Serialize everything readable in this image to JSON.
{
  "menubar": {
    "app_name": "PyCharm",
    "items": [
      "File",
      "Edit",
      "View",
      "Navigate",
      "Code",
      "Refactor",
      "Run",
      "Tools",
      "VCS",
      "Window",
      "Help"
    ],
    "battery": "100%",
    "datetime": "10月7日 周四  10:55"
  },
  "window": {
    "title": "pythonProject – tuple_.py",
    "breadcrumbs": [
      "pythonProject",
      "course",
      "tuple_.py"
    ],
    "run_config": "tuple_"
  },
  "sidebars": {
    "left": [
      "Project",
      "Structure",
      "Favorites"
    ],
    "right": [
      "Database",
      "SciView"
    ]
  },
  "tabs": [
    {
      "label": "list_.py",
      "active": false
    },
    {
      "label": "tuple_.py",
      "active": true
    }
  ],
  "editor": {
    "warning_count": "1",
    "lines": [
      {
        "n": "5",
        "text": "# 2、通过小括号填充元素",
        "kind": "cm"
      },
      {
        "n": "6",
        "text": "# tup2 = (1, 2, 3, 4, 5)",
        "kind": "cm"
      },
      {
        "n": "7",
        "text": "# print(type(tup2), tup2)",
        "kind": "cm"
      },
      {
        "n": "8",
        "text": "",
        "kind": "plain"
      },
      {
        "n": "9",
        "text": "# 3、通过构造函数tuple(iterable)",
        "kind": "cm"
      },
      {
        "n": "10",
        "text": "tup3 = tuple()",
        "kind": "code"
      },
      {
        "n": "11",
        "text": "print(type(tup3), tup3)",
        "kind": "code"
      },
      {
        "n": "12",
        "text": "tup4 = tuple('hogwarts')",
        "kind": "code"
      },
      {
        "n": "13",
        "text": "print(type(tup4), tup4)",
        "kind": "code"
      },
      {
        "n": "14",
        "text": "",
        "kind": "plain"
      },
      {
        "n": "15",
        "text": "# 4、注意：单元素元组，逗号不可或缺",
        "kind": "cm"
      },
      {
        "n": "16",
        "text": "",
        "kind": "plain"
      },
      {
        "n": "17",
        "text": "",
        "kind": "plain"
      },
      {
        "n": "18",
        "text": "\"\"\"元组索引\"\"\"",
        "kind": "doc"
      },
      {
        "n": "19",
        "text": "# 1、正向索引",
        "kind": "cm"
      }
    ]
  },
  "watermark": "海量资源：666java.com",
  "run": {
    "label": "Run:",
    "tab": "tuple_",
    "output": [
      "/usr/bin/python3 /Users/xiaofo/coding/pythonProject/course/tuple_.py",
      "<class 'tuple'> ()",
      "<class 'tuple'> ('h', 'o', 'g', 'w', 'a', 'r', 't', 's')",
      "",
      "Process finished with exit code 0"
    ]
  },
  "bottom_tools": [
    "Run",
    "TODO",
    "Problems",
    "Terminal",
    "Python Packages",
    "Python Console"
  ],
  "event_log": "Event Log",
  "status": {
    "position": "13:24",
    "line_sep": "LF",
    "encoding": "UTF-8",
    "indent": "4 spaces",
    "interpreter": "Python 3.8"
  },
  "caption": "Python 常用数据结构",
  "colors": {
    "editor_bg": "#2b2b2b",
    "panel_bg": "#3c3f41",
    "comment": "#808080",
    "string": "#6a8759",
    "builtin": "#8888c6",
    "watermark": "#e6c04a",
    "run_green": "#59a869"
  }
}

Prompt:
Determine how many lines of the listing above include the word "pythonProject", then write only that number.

Answer for this exercise:
3